Countless people have contacted me to talk about how they love the idea of The Tiara Project. When asked if they have a story to share or if they would like to wear a tiara, they often very quickly backed off. “Oh no, nothing I want to talk about. No, I wouldn’t want anyone to look at me differently. No, I don’t want people to think I have anything wrong with me.”
Another response has been, “This isn’t really something we should talk about, is it?”
I get it. Memories are hard. Looking back at a past you put into a grave isn’t something many want to do. Putting away the “I’m fine!” mask you’ve been wearing isn’t a decision to be taken lightly. I have had to wrestle with these things for years, but I choose to keep putting fear behind me because I believe we have to speak out and share. I believe we have to keep walking in the shoes we once walked in, to remember just a little so we can help others currently walking in their own shoes of abuse.
Domestic Violence Awareness Month is often lost behind Breast Cancer Awareness. Pink cancels out purple. People would rather talk about saving the breasts than saving people they assume should save themselves with better decisions. Again, I get it. Breast talk is easier than talk of being raped or punched in the face or Grandpa putting his hands where they don’t belong. But at the heart of breast talk is saving lives. And in the same way, at the heart of domestic violence talk is saving lives. Judgments can be made all day long about people who stay in abusive relationships, but if you’ve never walked even a step in their shoes, you may never get it – the fear, the doubt, the pain.
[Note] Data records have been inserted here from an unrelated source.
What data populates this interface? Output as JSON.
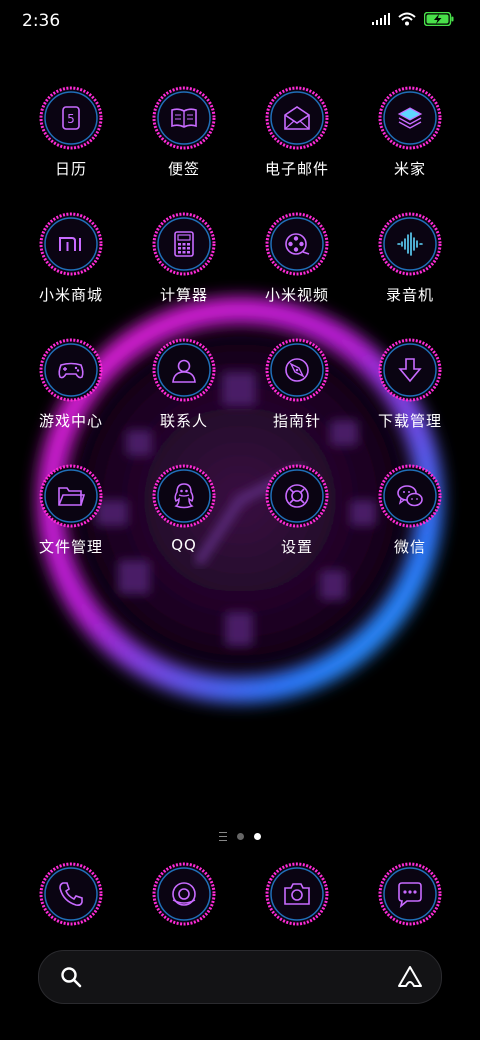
{
  "status_bar": {
    "time": "2:36"
  },
  "apps": [
    {
      "label": "日历",
      "icon": "calendar-icon"
    },
    {
      "label": "便签",
      "icon": "notes-icon"
    },
    {
      "label": "电子邮件",
      "icon": "email-icon"
    },
    {
      "label": "米家",
      "icon": "mijia-icon"
    },
    {
      "label": "小米商城",
      "icon": "mi-store-icon"
    },
    {
      "label": "计算器",
      "icon": "calculator-icon"
    },
    {
      "label": "小米视频",
      "icon": "video-icon"
    },
    {
      "label": "录音机",
      "icon": "recorder-icon"
    },
    {
      "label": "游戏中心",
      "icon": "gamepad-icon"
    },
    {
      "label": "联系人",
      "icon": "contacts-icon"
    },
    {
      "label": "指南针",
      "icon": "compass-icon"
    },
    {
      "label": "下载管理",
      "icon": "download-icon"
    },
    {
      "label": "文件管理",
      "icon": "folder-icon"
    },
    {
      "label": "QQ",
      "icon": "qq-icon"
    },
    {
      "label": "设置",
      "icon": "settings-icon"
    },
    {
      "label": "微信",
      "icon": "wechat-icon"
    }
  ],
  "calendar_day": "5",
  "dock": [
    {
      "icon": "phone-icon"
    },
    {
      "icon": "browser-icon"
    },
    {
      "icon": "camera-icon"
    },
    {
      "icon": "messages-icon"
    }
  ],
  "pager": {
    "pages": 2,
    "active": 2
  },
  "search": {
    "placeholder": ""
  },
  "colors": {
    "ring_pink": "#ff2bd6",
    "ring_blue": "#2a9dff",
    "icon_stroke": "#c86bff",
    "bg": "#000000"
  }
}
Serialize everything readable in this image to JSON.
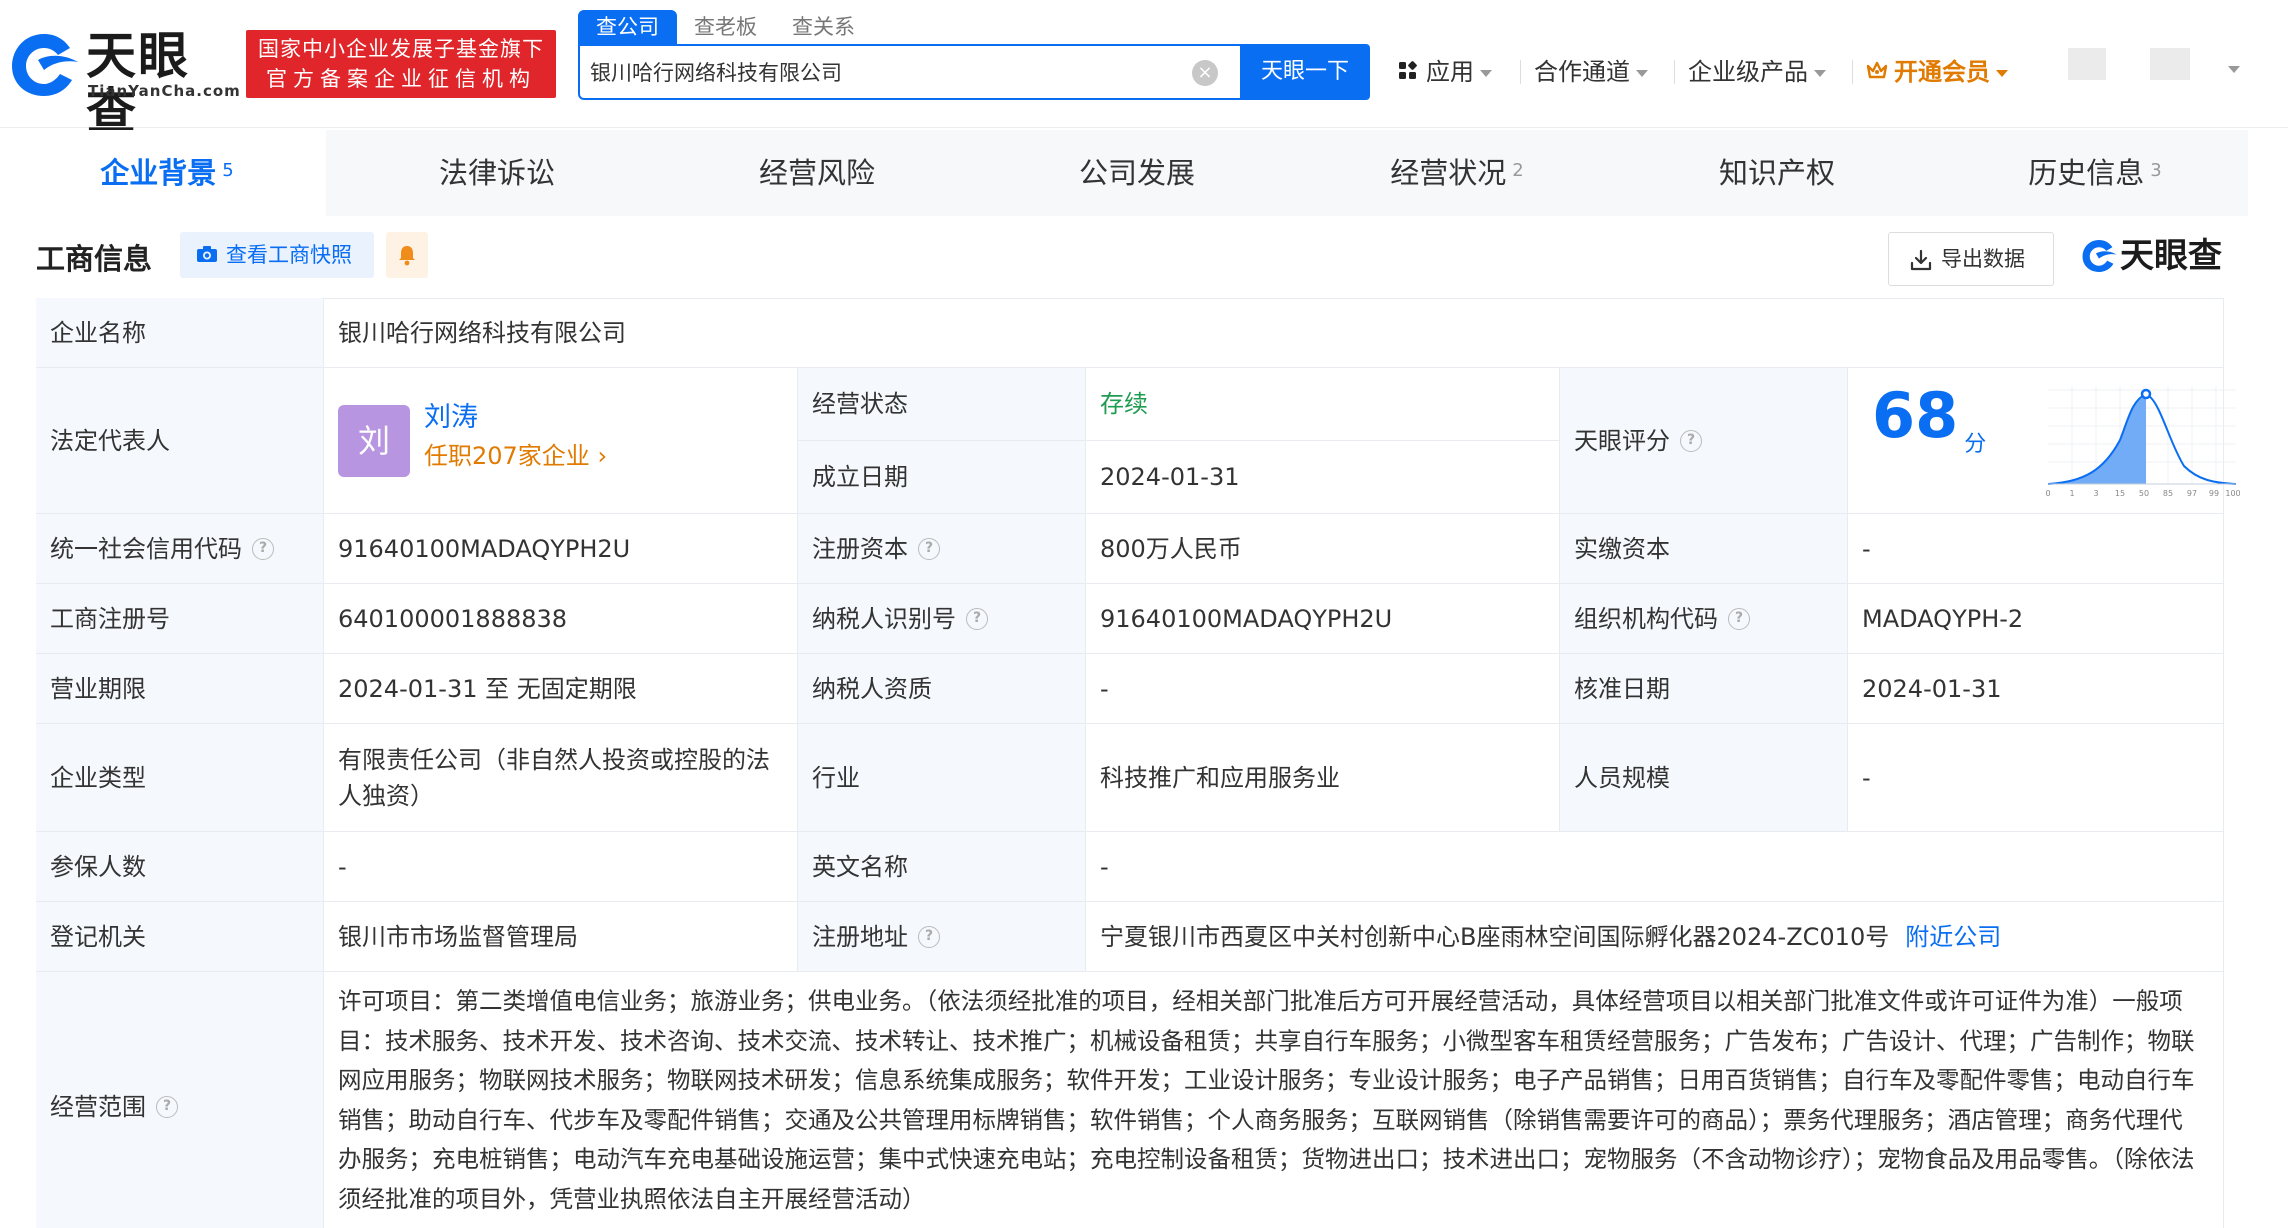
{
  "header": {
    "logo_text": "天眼查",
    "logo_sub": "TianYanCha.com",
    "gov_badge_line1": "国家中小企业发展子基金旗下",
    "gov_badge_line2": "官方备案企业征信机构",
    "search_tabs": [
      "查公司",
      "查老板",
      "查关系"
    ],
    "search_value": "银川哈行网络科技有限公司",
    "search_button": "天眼一下",
    "nav": {
      "apps": "应用",
      "partner": "合作通道",
      "enterprise": "企业级产品",
      "vip": "开通会员"
    }
  },
  "tabs": [
    {
      "label": "企业背景",
      "count": "5"
    },
    {
      "label": "法律诉讼",
      "count": ""
    },
    {
      "label": "经营风险",
      "count": ""
    },
    {
      "label": "公司发展",
      "count": ""
    },
    {
      "label": "经营状况",
      "count": "2"
    },
    {
      "label": "知识产权",
      "count": ""
    },
    {
      "label": "历史信息",
      "count": "3"
    }
  ],
  "section": {
    "title": "工商信息",
    "snapshot_button": "查看工商快照",
    "export_button": "导出数据",
    "brand": "天眼查"
  },
  "info": {
    "company_name_label": "企业名称",
    "company_name": "银川哈行网络科技有限公司",
    "legal_rep_label": "法定代表人",
    "legal_rep_avatar": "刘",
    "legal_rep_name": "刘涛",
    "legal_rep_positions": "任职207家企业",
    "status_label": "经营状态",
    "status": "存续",
    "founded_label": "成立日期",
    "founded": "2024-01-31",
    "score_label": "天眼评分",
    "score": "68",
    "score_unit": "分",
    "score_axis": [
      "0",
      "1",
      "3",
      "15",
      "50",
      "85",
      "97",
      "99",
      "100"
    ],
    "credit_code_label": "统一社会信用代码",
    "credit_code": "91640100MADAQYPH2U",
    "reg_capital_label": "注册资本",
    "reg_capital": "800万人民币",
    "paid_capital_label": "实缴资本",
    "paid_capital": "-",
    "reg_no_label": "工商注册号",
    "reg_no": "640100001888838",
    "taxpayer_id_label": "纳税人识别号",
    "taxpayer_id": "91640100MADAQYPH2U",
    "org_code_label": "组织机构代码",
    "org_code": "MADAQYPH-2",
    "term_label": "营业期限",
    "term": "2024-01-31 至 无固定期限",
    "taxpayer_qual_label": "纳税人资质",
    "taxpayer_qual": "-",
    "approval_label": "核准日期",
    "approval": "2024-01-31",
    "type_label": "企业类型",
    "type": "有限责任公司（非自然人投资或控股的法人独资）",
    "industry_label": "行业",
    "industry": "科技推广和应用服务业",
    "staff_label": "人员规模",
    "staff": "-",
    "insured_label": "参保人数",
    "insured": "-",
    "english_label": "英文名称",
    "english": "-",
    "authority_label": "登记机关",
    "authority": "银川市市场监督管理局",
    "address_label": "注册地址",
    "address": "宁夏银川市西夏区中关村创新中心B座雨林空间国际孵化器2024-ZC010号",
    "nearby_link": "附近公司",
    "scope_label": "经营范围",
    "scope": "许可项目：第二类增值电信业务；旅游业务；供电业务。（依法须经批准的项目，经相关部门批准后方可开展经营活动，具体经营项目以相关部门批准文件或许可证件为准）一般项目：技术服务、技术开发、技术咨询、技术交流、技术转让、技术推广；机械设备租赁；共享自行车服务；小微型客车租赁经营服务；广告发布；广告设计、代理；广告制作；物联网应用服务；物联网技术服务；物联网技术研发；信息系统集成服务；软件开发；工业设计服务；专业设计服务；电子产品销售；日用百货销售；自行车及零配件零售；电动自行车销售；助动自行车、代步车及零配件销售；交通及公共管理用标牌销售；软件销售；个人商务服务；互联网销售（除销售需要许可的商品）；票务代理服务；酒店管理；商务代理代办服务；充电桩销售；电动汽车充电基础设施运营；集中式快速充电站；充电控制设备租赁；货物进出口；技术进出口；宠物服务（不含动物诊疗）；宠物食品及用品零售。（除依法须经批准的项目外，凭营业执照依法自主开展经营活动）"
  }
}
I don’t know what it’s like to have breast cancer. I’ve never stared down the barrel of death, not knowing if I would be another lost or another survivor. But I have stared down death in the form of violence. And I can tell you this much: There isn’t the same support system in place for violence as there is for breast cancer; there isn’t the same rallying of love and camaraderie; and there certainly isn’t the same odds of survival. Violence can be lifelong or come on suddenly, ending a life just as suddenly. You don’t often see rape coming. You don’t always see that a button has been pushed before you find yourself cowering in a corner, protecting your face from fists. And you certainly don’t get regular checkups to be sure abuse isn’t about to happen to you.
We have to talk more about abuse, violence, rape, molestation, emotional pain, mental control, and all the things that come with. We have to take our stories out of the closet and share them. We have to open up and not allow shame to fill our hearts and minds — not as the victim, nor when looking at a victim.
I pray you never know what it’s like to walk in the shoes of a victim, to know that pain, but if you do, I hope you’ll land in supportive arms, see faces that believe you and love you and will get you through. Domestic Violence Awareness Month is simply a month…but awareness should be every single day. Don’t look away from those who are hurting just because the subject isn’t comfortable. Don’t close your eyes because you’d rather not know. And please don’t keep silent if it’s happening to you.
If we can openly talk about breasts, we can openly talk about violence. Let’s do something!